The owls have it on Ohio Wildlife Legacy Stamp
The 2019 edition of the Ohio Wildlife Legacy Stamp will feature a pair of juvenile barred owls, it was announced Aug. 30 at a meeting of the Ohio Wildlife Diversity Partners at Highbanks Metropark in Columbus.
The owls were photographed by Columbus resident Jayna Wallace in the capital city’s Whetstone Park. The 2019 stamp will reproduce in miniature Wallace’s photo and will be issued March 1, 2019. The Partners help select the annual winner in a design competition; they are a group of wildlife and naturalist organizations and individuals associated with the Ohio DNR’s Division of Wildlife.
Now in its 10th year, the Wildlife Legacy Stamp costs $15, $14 of which goes directly to supporting habitat restoration, land purchases and conservation easements for the 85 percent of wildlife species that are not hunted, fished for, or trapped, according to Kendra Wecker. She is executive administrator of information and education for the Ohio DNR, Division of Wildlife.

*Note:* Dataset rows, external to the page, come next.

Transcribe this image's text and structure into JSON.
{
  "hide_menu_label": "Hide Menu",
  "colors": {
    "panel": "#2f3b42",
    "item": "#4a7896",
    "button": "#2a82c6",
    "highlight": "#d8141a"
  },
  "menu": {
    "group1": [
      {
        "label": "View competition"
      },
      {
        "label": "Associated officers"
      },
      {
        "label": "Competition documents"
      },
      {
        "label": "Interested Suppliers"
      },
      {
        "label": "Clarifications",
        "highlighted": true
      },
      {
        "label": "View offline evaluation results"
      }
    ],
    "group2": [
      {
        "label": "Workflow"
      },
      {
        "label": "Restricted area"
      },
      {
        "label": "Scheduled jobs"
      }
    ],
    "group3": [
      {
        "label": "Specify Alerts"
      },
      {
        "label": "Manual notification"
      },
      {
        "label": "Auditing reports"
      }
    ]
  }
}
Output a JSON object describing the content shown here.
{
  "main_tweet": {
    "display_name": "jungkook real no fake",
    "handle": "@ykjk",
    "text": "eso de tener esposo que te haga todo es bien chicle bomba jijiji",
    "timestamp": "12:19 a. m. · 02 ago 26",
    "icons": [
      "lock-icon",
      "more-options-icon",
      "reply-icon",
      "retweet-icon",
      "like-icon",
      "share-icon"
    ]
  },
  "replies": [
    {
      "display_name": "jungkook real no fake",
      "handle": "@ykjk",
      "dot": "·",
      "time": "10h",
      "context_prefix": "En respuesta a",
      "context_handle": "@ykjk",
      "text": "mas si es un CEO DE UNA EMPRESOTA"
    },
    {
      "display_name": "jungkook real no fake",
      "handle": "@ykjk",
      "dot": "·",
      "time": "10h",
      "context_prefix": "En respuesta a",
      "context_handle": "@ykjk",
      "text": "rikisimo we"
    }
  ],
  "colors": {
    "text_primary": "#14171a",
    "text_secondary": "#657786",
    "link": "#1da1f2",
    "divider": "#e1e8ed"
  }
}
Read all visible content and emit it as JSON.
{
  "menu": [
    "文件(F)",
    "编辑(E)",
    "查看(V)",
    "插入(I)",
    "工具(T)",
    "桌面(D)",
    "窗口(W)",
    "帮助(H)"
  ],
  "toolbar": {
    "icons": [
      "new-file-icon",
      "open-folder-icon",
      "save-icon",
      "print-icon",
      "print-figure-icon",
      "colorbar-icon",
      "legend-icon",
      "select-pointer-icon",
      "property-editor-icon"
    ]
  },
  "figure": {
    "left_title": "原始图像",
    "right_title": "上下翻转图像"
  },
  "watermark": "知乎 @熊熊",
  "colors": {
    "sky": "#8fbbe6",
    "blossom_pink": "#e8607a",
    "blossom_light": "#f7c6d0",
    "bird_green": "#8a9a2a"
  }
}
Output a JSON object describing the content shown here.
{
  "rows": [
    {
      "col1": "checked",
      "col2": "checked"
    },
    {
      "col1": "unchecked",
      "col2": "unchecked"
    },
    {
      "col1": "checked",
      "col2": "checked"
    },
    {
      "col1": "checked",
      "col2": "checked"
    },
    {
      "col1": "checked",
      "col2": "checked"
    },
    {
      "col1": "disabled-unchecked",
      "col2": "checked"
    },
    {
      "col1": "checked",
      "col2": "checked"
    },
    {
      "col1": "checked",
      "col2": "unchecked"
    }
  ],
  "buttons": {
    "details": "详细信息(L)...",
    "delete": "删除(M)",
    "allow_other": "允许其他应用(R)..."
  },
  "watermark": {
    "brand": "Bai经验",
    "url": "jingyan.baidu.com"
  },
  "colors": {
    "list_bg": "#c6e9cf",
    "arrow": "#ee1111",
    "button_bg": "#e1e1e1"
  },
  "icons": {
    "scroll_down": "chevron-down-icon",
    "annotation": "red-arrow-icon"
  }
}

The list of such nongame species is impressive, including 56 mammals, 417 birds – 180 of which nest in Ohio, scores of reptiles and amphibians – from timber rattlesnakes to hellbender salamanders, an array of fish and mollusks, and thousands of insects, among others, according to Wecker.
Stamp purchases by the public help keep common species common, protect endangered and threatened native species, provide for educational products for students and wildlife enthusiasts, and help to fund wildlife and habitat research projects. Between 3,500 and 4,000 stamps are sold annually.
The subject for next year’s stamp competition is caterpillars, and the following year it will be cardinals, said Tim Daniel, DOW program coordinator.
The Whetstone Park owls photographed by Wallace come with an interesting side story. A third juvenile sibling fell from the nest and was injured, collected, and shipped to the Ohio Wildlife Center for rehabilitation, according to Stormy Gibson, of the OWC. It was in rehab when the photo was taken, but when the third owlet was returned to the nest, it became the dominant bird among the threesome.
Gibson said that the owlet’s plight and ensuing photograph of the remaining siblings caused quite a stir on the blogging network in the Columbus area, with many interested watchers.